───── Exercise input

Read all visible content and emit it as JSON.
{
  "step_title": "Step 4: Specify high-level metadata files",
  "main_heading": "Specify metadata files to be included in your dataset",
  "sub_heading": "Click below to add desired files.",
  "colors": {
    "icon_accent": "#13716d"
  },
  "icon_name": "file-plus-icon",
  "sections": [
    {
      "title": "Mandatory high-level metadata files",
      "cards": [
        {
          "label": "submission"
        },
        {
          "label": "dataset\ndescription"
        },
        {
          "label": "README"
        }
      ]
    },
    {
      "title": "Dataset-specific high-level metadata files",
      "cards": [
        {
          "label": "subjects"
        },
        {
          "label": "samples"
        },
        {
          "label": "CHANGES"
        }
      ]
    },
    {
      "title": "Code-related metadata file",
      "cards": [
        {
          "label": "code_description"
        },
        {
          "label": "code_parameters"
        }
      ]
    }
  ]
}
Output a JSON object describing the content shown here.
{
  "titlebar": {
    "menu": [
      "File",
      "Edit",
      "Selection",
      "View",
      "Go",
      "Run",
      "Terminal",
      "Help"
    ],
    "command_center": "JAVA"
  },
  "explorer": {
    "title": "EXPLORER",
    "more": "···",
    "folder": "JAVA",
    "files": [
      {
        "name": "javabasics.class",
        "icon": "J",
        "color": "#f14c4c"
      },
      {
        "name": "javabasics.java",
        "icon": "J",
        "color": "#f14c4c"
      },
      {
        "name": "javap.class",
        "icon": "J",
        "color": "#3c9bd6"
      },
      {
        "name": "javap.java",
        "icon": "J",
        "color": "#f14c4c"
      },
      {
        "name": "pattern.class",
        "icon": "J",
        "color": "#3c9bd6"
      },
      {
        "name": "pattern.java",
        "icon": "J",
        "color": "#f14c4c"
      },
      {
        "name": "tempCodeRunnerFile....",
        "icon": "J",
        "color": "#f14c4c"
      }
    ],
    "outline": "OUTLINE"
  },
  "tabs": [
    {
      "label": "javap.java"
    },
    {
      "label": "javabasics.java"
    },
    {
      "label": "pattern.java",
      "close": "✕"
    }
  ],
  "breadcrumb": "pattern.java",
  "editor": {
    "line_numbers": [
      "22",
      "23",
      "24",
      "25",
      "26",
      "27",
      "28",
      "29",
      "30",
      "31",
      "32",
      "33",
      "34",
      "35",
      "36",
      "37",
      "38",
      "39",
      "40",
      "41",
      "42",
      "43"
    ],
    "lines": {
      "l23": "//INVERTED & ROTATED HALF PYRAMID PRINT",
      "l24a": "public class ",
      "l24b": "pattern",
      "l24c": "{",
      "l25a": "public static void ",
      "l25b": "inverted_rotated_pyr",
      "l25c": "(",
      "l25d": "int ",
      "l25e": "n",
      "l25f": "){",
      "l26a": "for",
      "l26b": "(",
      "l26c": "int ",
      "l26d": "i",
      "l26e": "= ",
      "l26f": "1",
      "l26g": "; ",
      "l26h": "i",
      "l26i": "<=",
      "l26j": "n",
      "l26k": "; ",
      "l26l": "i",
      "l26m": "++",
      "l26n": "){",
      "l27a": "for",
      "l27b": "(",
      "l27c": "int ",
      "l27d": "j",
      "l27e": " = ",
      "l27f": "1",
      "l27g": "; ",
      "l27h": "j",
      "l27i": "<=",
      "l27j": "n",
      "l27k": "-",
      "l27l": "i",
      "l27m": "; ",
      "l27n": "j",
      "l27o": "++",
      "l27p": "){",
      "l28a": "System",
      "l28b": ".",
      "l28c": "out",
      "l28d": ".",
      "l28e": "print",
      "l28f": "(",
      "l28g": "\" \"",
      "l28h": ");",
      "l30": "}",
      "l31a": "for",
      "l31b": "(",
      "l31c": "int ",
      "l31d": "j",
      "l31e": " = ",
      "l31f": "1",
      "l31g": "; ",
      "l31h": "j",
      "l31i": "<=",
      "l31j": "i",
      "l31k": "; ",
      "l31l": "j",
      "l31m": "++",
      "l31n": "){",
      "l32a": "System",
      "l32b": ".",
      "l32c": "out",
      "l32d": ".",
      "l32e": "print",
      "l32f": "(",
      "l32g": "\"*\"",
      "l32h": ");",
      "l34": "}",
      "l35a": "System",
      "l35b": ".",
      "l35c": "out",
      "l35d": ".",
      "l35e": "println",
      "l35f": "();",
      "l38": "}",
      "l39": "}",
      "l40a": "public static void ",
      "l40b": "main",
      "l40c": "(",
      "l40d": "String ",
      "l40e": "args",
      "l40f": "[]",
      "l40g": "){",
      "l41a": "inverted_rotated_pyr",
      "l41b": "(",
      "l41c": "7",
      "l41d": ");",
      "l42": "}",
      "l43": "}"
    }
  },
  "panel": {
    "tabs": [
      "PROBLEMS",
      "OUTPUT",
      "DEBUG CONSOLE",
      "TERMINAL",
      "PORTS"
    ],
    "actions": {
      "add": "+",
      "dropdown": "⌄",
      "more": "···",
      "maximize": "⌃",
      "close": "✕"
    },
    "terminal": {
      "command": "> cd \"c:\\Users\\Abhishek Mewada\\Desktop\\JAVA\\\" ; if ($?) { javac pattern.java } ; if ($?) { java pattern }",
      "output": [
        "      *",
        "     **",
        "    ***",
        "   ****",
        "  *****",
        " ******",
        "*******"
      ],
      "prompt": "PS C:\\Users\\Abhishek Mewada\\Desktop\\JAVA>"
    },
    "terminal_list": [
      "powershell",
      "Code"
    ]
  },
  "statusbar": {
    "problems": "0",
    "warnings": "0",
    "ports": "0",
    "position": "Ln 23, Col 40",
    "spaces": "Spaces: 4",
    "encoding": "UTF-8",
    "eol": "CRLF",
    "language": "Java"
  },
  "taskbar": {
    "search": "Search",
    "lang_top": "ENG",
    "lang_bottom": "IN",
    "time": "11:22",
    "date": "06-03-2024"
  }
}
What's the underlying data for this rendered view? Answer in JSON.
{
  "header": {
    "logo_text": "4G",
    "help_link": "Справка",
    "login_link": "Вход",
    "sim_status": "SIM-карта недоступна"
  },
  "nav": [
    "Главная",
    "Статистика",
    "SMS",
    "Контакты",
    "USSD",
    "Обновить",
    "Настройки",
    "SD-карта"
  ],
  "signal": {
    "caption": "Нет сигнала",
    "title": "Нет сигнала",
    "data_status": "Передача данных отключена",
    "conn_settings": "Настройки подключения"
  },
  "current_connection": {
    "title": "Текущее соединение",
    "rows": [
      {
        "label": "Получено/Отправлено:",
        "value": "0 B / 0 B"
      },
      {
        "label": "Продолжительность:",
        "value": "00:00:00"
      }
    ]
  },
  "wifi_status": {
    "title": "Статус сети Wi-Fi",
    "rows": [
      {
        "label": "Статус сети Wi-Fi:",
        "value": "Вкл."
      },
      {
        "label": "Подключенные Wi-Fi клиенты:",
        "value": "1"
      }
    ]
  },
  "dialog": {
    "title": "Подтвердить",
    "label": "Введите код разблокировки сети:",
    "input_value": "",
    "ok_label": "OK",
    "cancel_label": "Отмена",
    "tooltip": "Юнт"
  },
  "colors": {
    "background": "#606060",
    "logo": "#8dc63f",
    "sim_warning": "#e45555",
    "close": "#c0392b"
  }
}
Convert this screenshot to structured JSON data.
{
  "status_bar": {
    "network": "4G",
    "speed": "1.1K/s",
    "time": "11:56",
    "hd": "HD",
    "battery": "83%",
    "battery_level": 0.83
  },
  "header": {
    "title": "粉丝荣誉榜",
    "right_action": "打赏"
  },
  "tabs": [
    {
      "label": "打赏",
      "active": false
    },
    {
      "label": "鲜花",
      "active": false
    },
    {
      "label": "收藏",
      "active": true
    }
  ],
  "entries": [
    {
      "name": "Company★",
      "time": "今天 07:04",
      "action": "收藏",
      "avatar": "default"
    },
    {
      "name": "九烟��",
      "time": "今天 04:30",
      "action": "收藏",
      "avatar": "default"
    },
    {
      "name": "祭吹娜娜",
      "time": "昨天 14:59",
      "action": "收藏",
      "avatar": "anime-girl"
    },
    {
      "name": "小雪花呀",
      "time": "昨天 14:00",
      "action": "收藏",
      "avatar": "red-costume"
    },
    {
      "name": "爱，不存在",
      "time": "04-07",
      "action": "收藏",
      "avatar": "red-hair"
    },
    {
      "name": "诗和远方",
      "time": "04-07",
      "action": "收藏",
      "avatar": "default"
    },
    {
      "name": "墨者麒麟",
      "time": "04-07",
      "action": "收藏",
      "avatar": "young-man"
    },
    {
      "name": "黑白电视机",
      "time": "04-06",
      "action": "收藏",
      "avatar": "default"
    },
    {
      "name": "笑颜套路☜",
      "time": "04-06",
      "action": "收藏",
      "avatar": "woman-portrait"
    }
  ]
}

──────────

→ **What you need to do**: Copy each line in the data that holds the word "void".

→ **Your response**:
      "l25a": "public static void ",
      "l40a": "public static void ",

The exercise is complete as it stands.